What needs to be done:
Copy each line of the listing below where the word "Enter" turns up.
**********
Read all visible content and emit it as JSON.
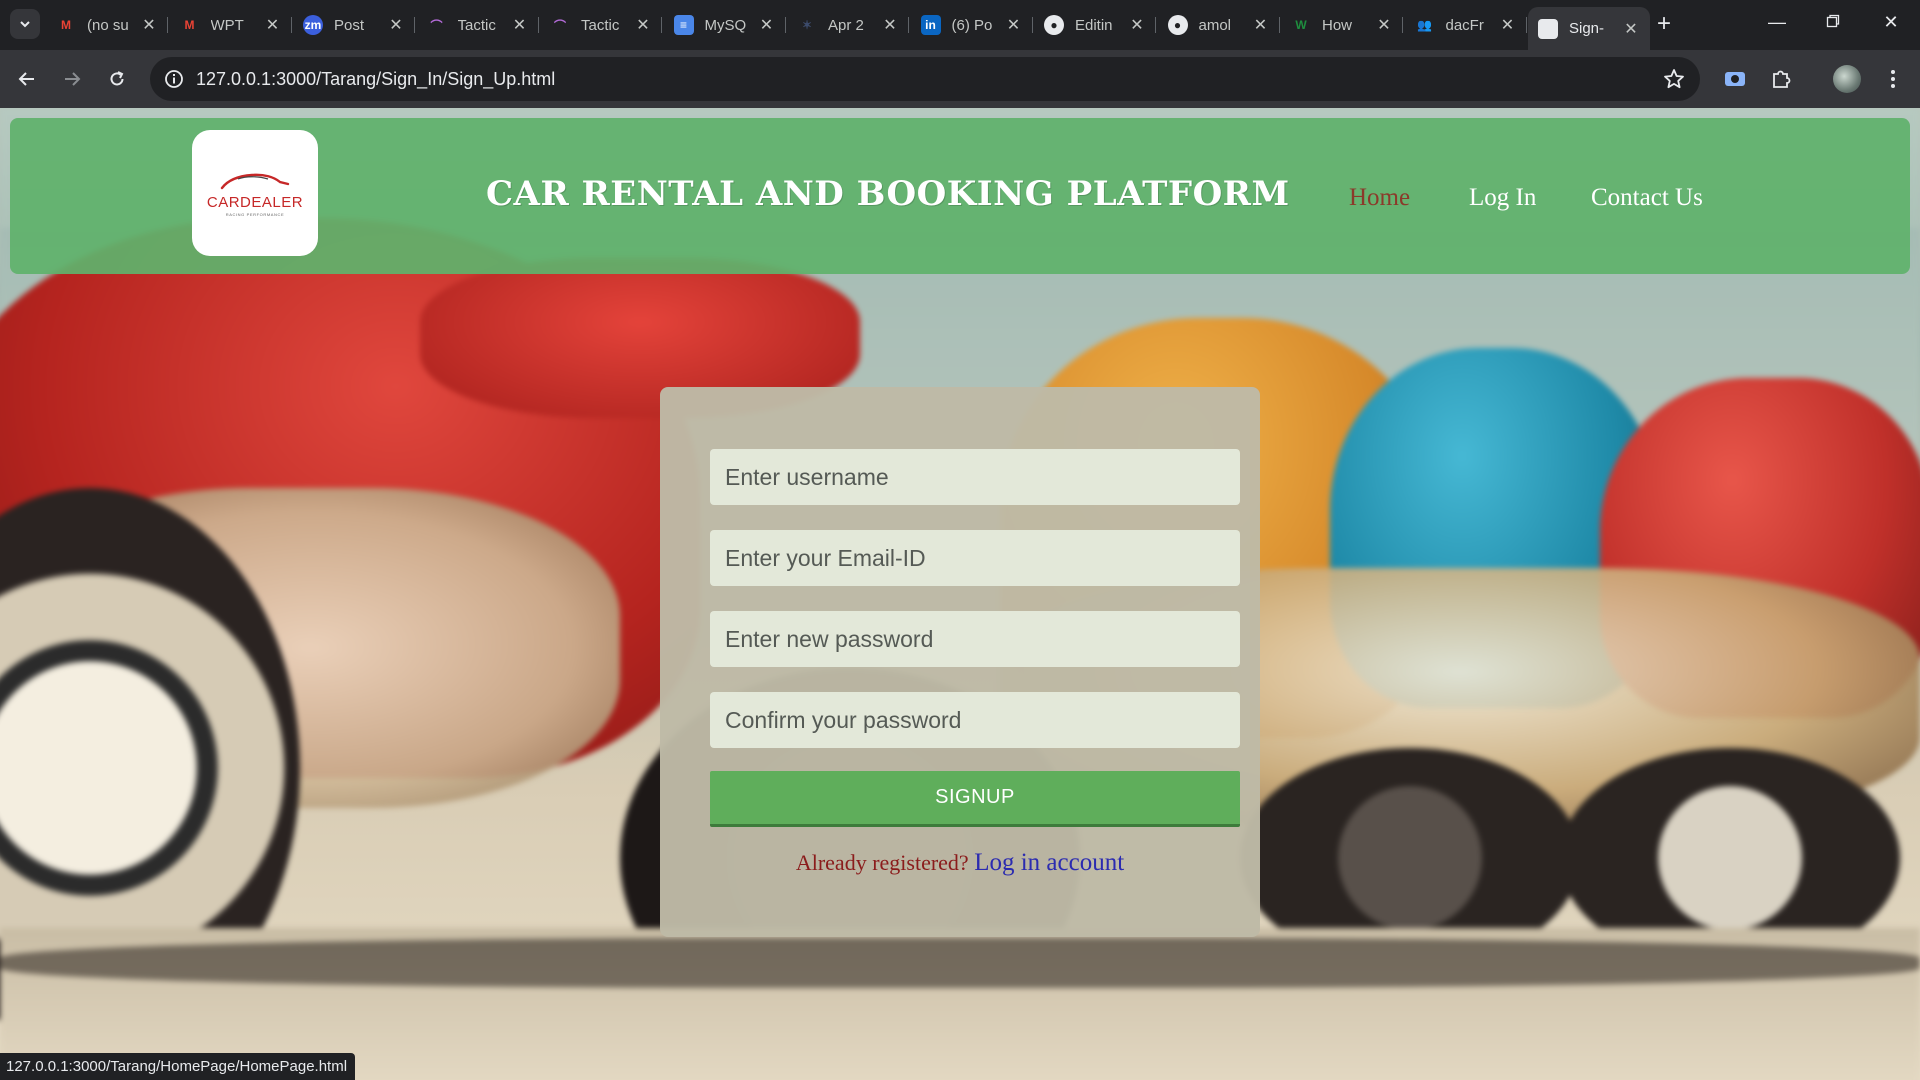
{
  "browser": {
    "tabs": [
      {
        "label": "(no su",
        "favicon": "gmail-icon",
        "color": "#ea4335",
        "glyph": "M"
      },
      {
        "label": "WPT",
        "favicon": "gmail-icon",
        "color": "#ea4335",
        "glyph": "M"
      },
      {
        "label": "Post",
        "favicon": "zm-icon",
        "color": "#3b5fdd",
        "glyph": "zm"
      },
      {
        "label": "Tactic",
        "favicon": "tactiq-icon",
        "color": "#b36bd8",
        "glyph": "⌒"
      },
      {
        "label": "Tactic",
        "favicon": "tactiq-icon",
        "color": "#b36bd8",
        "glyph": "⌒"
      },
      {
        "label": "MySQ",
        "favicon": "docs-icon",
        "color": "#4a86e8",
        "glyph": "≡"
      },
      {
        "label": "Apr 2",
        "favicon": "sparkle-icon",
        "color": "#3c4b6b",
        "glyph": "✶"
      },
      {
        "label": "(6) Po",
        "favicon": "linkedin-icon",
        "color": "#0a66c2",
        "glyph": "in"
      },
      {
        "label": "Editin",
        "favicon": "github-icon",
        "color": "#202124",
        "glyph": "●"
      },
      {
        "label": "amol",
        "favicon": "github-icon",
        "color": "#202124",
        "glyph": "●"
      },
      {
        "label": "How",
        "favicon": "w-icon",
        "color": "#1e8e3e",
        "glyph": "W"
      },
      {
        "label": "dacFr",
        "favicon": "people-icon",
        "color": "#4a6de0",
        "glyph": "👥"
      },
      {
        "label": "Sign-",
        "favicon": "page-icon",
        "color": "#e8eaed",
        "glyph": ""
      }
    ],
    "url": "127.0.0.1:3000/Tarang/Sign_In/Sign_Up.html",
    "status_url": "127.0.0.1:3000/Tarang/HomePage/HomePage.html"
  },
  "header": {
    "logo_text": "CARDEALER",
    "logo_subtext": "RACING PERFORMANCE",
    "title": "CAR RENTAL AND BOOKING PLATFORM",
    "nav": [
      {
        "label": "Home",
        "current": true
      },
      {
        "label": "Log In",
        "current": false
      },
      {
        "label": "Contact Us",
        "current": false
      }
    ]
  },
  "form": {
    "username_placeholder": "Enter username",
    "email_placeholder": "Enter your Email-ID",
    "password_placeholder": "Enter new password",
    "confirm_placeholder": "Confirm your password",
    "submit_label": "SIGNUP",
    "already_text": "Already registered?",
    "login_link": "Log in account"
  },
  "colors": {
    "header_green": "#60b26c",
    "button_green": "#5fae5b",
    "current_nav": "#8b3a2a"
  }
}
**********
Written response:
    "username_placeholder": "Enter username",
    "email_placeholder": "Enter your Email-ID",
    "password_placeholder": "Enter new password",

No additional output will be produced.